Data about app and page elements
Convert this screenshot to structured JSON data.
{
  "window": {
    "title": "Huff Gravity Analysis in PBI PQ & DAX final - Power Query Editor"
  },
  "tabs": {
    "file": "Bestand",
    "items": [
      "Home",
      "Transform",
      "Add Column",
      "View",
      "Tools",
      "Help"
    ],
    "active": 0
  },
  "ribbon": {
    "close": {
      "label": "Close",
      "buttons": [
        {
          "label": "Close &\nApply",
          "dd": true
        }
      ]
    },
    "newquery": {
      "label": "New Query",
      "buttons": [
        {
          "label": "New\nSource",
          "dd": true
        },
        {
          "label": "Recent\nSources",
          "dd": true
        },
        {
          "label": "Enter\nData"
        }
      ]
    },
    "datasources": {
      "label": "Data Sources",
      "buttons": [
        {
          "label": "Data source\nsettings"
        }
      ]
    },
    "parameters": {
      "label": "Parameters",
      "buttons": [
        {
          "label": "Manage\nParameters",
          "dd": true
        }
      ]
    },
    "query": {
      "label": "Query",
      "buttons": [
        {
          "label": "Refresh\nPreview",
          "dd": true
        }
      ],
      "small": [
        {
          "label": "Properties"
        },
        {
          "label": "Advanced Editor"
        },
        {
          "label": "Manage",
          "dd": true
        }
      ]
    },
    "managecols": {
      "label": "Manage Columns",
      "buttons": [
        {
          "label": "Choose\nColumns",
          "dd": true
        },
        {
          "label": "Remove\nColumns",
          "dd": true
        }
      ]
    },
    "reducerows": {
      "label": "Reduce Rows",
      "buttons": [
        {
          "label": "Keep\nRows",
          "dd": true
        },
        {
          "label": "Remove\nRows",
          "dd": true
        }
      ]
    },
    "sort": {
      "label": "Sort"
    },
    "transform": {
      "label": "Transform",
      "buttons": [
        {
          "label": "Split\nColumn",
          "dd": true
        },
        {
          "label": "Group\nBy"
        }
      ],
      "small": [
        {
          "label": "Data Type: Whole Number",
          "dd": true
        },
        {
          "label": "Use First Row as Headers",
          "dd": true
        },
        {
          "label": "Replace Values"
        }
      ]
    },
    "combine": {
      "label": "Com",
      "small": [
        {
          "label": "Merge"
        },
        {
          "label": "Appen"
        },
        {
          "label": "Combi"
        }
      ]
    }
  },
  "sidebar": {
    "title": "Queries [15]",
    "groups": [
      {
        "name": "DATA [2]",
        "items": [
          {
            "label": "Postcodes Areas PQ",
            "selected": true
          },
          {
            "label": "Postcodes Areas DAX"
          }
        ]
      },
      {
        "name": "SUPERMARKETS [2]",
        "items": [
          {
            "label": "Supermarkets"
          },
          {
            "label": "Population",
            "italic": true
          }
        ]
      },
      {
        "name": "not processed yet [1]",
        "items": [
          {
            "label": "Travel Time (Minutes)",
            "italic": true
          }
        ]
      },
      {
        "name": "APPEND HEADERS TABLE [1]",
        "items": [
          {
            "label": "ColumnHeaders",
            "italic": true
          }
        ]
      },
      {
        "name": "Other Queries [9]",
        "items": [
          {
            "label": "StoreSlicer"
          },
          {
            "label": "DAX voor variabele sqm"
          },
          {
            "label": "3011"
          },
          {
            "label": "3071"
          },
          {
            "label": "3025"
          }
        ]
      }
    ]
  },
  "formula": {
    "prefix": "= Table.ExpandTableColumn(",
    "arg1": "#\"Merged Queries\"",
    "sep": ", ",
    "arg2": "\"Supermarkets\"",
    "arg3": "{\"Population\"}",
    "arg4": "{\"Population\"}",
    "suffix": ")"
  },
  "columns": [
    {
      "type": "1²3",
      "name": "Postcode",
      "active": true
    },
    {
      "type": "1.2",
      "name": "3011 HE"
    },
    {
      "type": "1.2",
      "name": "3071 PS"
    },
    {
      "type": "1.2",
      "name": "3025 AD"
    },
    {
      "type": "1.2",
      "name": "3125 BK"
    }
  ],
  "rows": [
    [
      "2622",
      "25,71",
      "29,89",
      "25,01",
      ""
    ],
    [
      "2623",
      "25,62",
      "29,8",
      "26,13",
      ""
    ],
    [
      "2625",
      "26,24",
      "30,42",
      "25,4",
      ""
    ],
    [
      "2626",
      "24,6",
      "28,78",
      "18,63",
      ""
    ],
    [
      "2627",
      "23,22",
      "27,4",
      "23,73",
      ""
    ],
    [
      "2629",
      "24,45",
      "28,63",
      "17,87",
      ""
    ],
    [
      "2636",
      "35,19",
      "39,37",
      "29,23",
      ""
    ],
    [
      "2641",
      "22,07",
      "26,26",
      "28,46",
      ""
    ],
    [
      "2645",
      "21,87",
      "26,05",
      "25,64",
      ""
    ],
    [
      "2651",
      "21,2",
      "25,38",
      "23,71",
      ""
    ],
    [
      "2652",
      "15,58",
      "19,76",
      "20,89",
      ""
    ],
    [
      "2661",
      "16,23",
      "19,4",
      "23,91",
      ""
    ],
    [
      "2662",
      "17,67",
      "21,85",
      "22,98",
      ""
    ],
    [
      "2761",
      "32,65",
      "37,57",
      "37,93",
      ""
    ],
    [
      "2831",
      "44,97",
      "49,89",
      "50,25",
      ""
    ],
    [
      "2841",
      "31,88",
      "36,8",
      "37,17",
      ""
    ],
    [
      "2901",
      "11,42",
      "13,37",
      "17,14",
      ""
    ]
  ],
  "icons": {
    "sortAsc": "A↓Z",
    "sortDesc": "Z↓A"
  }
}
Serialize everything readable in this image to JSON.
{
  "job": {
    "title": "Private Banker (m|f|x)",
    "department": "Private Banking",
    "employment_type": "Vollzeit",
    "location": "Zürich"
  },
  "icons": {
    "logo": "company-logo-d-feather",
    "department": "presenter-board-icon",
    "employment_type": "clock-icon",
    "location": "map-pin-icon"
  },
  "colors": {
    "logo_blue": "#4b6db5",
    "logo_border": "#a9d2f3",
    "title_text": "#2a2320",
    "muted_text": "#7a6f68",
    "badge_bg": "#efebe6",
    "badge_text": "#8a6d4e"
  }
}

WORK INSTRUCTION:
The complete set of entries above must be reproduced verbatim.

EXERCISE ANSWER:
Convert this screenshot to structured JSON data.
{
  "window": {
    "title": "Huff Gravity Analysis in PBI PQ & DAX final - Power Query Editor"
  },
  "tabs": {
    "file": "Bestand",
    "items": [
      "Home",
      "Transform",
      "Add Column",
      "View",
      "Tools",
      "Help"
    ],
    "active": 0
  },
  "ribbon": {
    "close": {
      "label": "Close",
      "buttons": [
        {
          "label": "Close &\nApply",
          "dd": true
        }
      ]
    },
    "newquery": {
      "label": "New Query",
      "buttons": [
        {
          "label": "New\nSource",
          "dd": true
        },
        {
          "label": "Recent\nSources",
          "dd": true
        },
        {
          "label": "Enter\nData"
        }
      ]
    },
    "datasources": {
      "label": "Data Sources",
      "buttons": [
        {
          "label": "Data source\nsettings"
        }
      ]
    },
    "parameters": {
      "label": "Parameters",
      "buttons": [
        {
          "label": "Manage\nParameters",
          "dd": true
        }
      ]
    },
    "query": {
      "label": "Query",
      "buttons": [
        {
          "label": "Refresh\nPreview",
          "dd": true
        }
      ],
      "small": [
        {
          "label": "Properties"
        },
        {
          "label": "Advanced Editor"
        },
        {
          "label": "Manage",
          "dd": true
        }
      ]
    },
    "managecols": {
      "label": "Manage Columns",
      "buttons": [
        {
          "label": "Choose\nColumns",
          "dd": true
        },
        {
          "label": "Remove\nColumns",
          "dd": true
        }
      ]
    },
    "reducerows": {
      "label": "Reduce Rows",
      "buttons": [
        {
          "label": "Keep\nRows",
          "dd": true
        },
        {
          "label": "Remove\nRows",
          "dd": true
        }
      ]
    },
    "sort": {
      "label": "Sort"
    },
    "transform": {
      "label": "Transform",
      "buttons": [
        {
          "label": "Split\nColumn",
          "dd": true
        },
        {
          "label": "Group\nBy"
        }
      ],
      "small": [
        {
          "label": "Data Type: Whole Number",
          "dd": true
        },
        {
          "label": "Use First Row as Headers",
          "dd": true
        },
        {
          "label": "Replace Values"
        }
      ]
    },
    "combine": {
      "label": "Com",
      "small": [
        {
          "label": "Merge"
        },
        {
          "label": "Appen"
        },
        {
          "label": "Combi"
        }
      ]
    }
  },
  "sidebar": {
    "title": "Queries [15]",
    "groups": [
      {
        "name": "DATA [2]",
        "items": [
          {
            "label": "Postcodes Areas PQ",
            "selected": true
          },
          {
            "label": "Postcodes Areas DAX"
          }
        ]
      },
      {
        "name": "SUPERMARKETS [2]",
        "items": [
          {
            "label": "Supermarkets"
          },
          {
            "label": "Population",
            "italic": true
          }
        ]
      },
      {
        "name": "not processed yet [1]",
        "items": [
          {
            "label": "Travel Time (Minutes)",
            "italic": true
          }
        ]
      },
      {
        "name": "APPEND HEADERS TABLE [1]",
        "items": [
          {
            "label": "ColumnHeaders",
            "italic": true
          }
        ]
      },
      {
        "name": "Other Queries [9]",
        "items": [
          {
            "label": "StoreSlicer"
          },
          {
            "label": "DAX voor variabele sqm"
          },
          {
            "label": "3011"
          },
          {
            "label": "3071"
          },
          {
            "label": "3025"
          }
        ]
      }
    ]
  },
  "formula": {
    "prefix": "= Table.ExpandTableColumn(",
    "arg1": "#\"Merged Queries\"",
    "sep": ", ",
    "arg2": "\"Supermarkets\"",
    "arg3": "{\"Population\"}",
    "arg4": "{\"Population\"}",
    "suffix": ")"
  },
  "columns": [
    {
      "type": "1²3",
      "name": "Postcode",
      "active": true
    },
    {
      "type": "1.2",
      "name": "3011 HE"
    },
    {
      "type": "1.2",
      "name": "3071 PS"
    },
    {
      "type": "1.2",
      "name": "3025 AD"
    },
    {
      "type": "1.2",
      "name": "3125 BK"
    }
  ],
  "rows": [
    [
      "2622",
      "25,71",
      "29,89",
      "25,01",
      ""
    ],
    [
      "2623",
      "25,62",
      "29,8",
      "26,13",
      ""
    ],
    [
      "2625",
      "26,24",
      "30,42",
      "25,4",
      ""
    ],
    [
      "2626",
      "24,6",
      "28,78",
      "18,63",
      ""
    ],
    [
      "2627",
      "23,22",
      "27,4",
      "23,73",
      ""
    ],
    [
      "2629",
      "24,45",
      "28,63",
      "17,87",
      ""
    ],
    [
      "2636",
      "35,19",
      "39,37",
      "29,23",
      ""
    ],
    [
      "2641",
      "22,07",
      "26,26",
      "28,46",
      ""
    ],
    [
      "2645",
      "21,87",
      "26,05",
      "25,64",
      ""
    ],
    [
      "2651",
      "21,2",
      "25,38",
      "23,71",
      ""
    ],
    [
      "2652",
      "15,58",
      "19,76",
      "20,89",
      ""
    ],
    [
      "2661",
      "16,23",
      "19,4",
      "23,91",
      ""
    ],
    [
      "2662",
      "17,67",
      "21,85",
      "22,98",
      ""
    ],
    [
      "2761",
      "32,65",
      "37,57",
      "37,93",
      ""
    ],
    [
      "2831",
      "44,97",
      "49,89",
      "50,25",
      ""
    ],
    [
      "2841",
      "31,88",
      "36,8",
      "37,17",
      ""
    ],
    [
      "2901",
      "11,42",
      "13,37",
      "17,14",
      ""
    ]
  ],
  "icons": {
    "sortAsc": "A↓Z",
    "sortDesc": "Z↓A"
  }
}
Serialize everything readable in this image to JSON.
{
  "job": {
    "title": "Private Banker (m|f|x)",
    "department": "Private Banking",
    "employment_type": "Vollzeit",
    "location": "Zürich"
  },
  "icons": {
    "logo": "company-logo-d-feather",
    "department": "presenter-board-icon",
    "employment_type": "clock-icon",
    "location": "map-pin-icon"
  },
  "colors": {
    "logo_blue": "#4b6db5",
    "logo_border": "#a9d2f3",
    "title_text": "#2a2320",
    "muted_text": "#7a6f68",
    "badge_bg": "#efebe6",
    "badge_text": "#8a6d4e"
  }
}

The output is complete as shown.